Yes, WiFi (with Internet access) is the single-most requested amenity. I come from the bad old days, before the dot.com bust, when hotels were full, and the GM would look at me and explain, "My hotel is full, you should pay me to install this, and give a split of the revenue to me."
Ad injection is bullshit, pure and simple. It's XSS by another name.
> I was the founding CTO and VP of engineering of one of the most successful "networking in your hotel room" startups.
> You get many details about the hospitality space dead wrong.
Surely you meant to say "Wow it's interesting to see how different your experiences are from mine, working in that same industry".
Because, you know, I don't think either of you is making stuff up or is "dead wrong". And in such quite a large industry, with several different quality segments it's very possible that there's more than one way to do it.
Like you said, the GM, the owner, and the franchise group is a fuzzy designation at best. The contract is always with the owning entity, but management will most likely select the provider.
It's not a fuzzy designation, it's what happens when the backroom guys are literally playing Monopoly with real world objects.
I was with Wayport (now AT&T). Who are you with?
Some here are dismissing js-alternatives to their products (e.g. html only) with the rhetorical question "who surfs without js nowadays anyway?".
How do you take care of aforementioned problem?
But seriously, you're just as screwed if they inject HTML that changes the form submit URL for your password to an attacker-controlled site. The real answer to this problem is HTTPS, everywhere.
My point is, that this should be a concern for the developer of an application and not being pushed onto the "dumb user".
I'm sure that there are better answers than three letter acronyms.
It's unreasonable to assume that majority of users surf through a VPN because no one bothers, not because of any technical difficulties. But it's also unreasonable that majority of users will surf with js disabled by default.
In general, there's very little a developer can do against a hostile network if their users are clueless. Even SSL is only useful as long as the network operator doesn't deSSLify the connection on the fly or the user catches that.
How is this possible?
1. Alice enters "paypal.com" into her browser.
2. Alice's browser issues a request to http://paypal.com/
3. Mallory intercepts this request, and replays it.
4. http://paypal.com redirects to https://www.paypal.com/
5. Mallory's proxy fetches the Paypal content and returns it to Alice
6. Alice sees "http://www.paypal.com/... in her URL bar without the green lock, but doesn't notice.
7. Alice enters her password.
8. Mallory steals all her money.
I also do check that the lock is on, or for a site like a bank or paypal, that the address bar is green.
Thought, the network is open which is a danger within itself, the network asks you to accept an invalid security certificate(which means their MiTM everything from the get-go), and then they took the time to make your read/accept an agreement stating in bold that this is an insecure network, and that everything you do over it will be audited, and monitored(SsL-STRIPING). As a juror, you must then sign-in using your badge#.
It defeats the purpose of any of these post associated protections, if an attacker simple injected his own certificate, or java-script frame.
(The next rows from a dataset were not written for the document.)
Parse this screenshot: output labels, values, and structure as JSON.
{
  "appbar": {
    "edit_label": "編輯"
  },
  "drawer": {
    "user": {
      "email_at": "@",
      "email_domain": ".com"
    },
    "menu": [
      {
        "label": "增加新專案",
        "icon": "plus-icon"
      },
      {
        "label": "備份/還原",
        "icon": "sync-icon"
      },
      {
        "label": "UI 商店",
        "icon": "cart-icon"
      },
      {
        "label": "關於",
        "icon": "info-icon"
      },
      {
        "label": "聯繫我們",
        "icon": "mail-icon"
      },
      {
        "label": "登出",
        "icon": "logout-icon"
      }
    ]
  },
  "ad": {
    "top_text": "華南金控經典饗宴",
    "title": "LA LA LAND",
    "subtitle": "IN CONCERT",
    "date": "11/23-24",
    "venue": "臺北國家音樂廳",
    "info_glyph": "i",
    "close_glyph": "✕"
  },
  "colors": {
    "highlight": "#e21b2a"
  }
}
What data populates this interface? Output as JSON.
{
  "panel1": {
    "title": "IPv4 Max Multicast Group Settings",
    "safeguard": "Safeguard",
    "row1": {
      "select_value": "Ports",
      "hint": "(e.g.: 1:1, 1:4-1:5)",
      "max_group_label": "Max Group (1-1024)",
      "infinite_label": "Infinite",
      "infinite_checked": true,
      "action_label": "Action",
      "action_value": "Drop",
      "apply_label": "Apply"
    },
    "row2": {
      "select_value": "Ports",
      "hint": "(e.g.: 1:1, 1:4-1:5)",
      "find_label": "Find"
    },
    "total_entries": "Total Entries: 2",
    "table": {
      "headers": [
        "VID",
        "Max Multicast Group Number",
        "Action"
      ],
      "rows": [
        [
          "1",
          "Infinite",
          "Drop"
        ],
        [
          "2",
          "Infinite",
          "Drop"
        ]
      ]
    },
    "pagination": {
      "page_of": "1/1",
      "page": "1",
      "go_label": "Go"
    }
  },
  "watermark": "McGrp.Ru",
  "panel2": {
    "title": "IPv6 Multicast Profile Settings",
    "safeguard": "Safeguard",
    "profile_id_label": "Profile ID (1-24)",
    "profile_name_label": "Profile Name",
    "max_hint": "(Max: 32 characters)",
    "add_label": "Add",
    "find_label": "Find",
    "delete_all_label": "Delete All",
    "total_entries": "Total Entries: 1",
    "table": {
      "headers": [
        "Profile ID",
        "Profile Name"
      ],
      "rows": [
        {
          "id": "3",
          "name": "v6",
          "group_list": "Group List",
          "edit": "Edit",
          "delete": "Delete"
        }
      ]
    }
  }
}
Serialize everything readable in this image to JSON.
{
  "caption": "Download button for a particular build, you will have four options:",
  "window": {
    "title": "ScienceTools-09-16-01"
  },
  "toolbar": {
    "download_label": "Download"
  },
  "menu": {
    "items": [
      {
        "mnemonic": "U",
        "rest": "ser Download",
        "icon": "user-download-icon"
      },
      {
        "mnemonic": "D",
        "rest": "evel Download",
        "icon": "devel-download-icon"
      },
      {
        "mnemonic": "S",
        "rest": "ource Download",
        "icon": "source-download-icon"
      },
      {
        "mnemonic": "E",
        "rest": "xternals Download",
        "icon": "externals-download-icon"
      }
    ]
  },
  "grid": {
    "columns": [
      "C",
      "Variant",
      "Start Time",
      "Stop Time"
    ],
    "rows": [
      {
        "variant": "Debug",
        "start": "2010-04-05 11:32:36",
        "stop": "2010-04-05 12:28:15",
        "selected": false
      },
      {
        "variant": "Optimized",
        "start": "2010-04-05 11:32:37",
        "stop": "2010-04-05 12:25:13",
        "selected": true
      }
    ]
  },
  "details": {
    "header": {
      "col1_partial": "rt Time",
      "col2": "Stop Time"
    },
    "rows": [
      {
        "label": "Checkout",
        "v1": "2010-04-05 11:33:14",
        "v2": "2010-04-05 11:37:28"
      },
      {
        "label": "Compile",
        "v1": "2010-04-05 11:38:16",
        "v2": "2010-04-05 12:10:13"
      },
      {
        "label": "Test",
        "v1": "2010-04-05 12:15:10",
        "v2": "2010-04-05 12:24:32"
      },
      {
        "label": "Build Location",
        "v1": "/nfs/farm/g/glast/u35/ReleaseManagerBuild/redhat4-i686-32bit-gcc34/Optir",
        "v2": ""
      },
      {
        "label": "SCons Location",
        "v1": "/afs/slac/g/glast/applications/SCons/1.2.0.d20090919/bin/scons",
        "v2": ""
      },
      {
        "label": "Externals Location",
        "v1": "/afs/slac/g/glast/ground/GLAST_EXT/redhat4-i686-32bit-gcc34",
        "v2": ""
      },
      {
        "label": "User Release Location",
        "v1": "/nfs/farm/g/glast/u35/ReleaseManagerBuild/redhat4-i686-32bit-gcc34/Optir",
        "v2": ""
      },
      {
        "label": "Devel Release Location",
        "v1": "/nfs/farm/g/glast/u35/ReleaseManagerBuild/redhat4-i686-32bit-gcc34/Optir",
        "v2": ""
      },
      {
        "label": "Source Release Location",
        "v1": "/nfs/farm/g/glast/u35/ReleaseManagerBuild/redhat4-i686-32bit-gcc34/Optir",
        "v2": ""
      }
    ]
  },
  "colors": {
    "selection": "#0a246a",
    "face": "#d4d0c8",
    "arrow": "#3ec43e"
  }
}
Even creating a Honeypot-Rouge-AP using any number of wireless capable devices such as, smartphones, and mobile routers, even wristwatches &sunglasses.
Compromising a jury from an attackers stand-point would be too, sit in the cafeteria, and literally eat-cake.
Receiving spam ads is the least of your worries.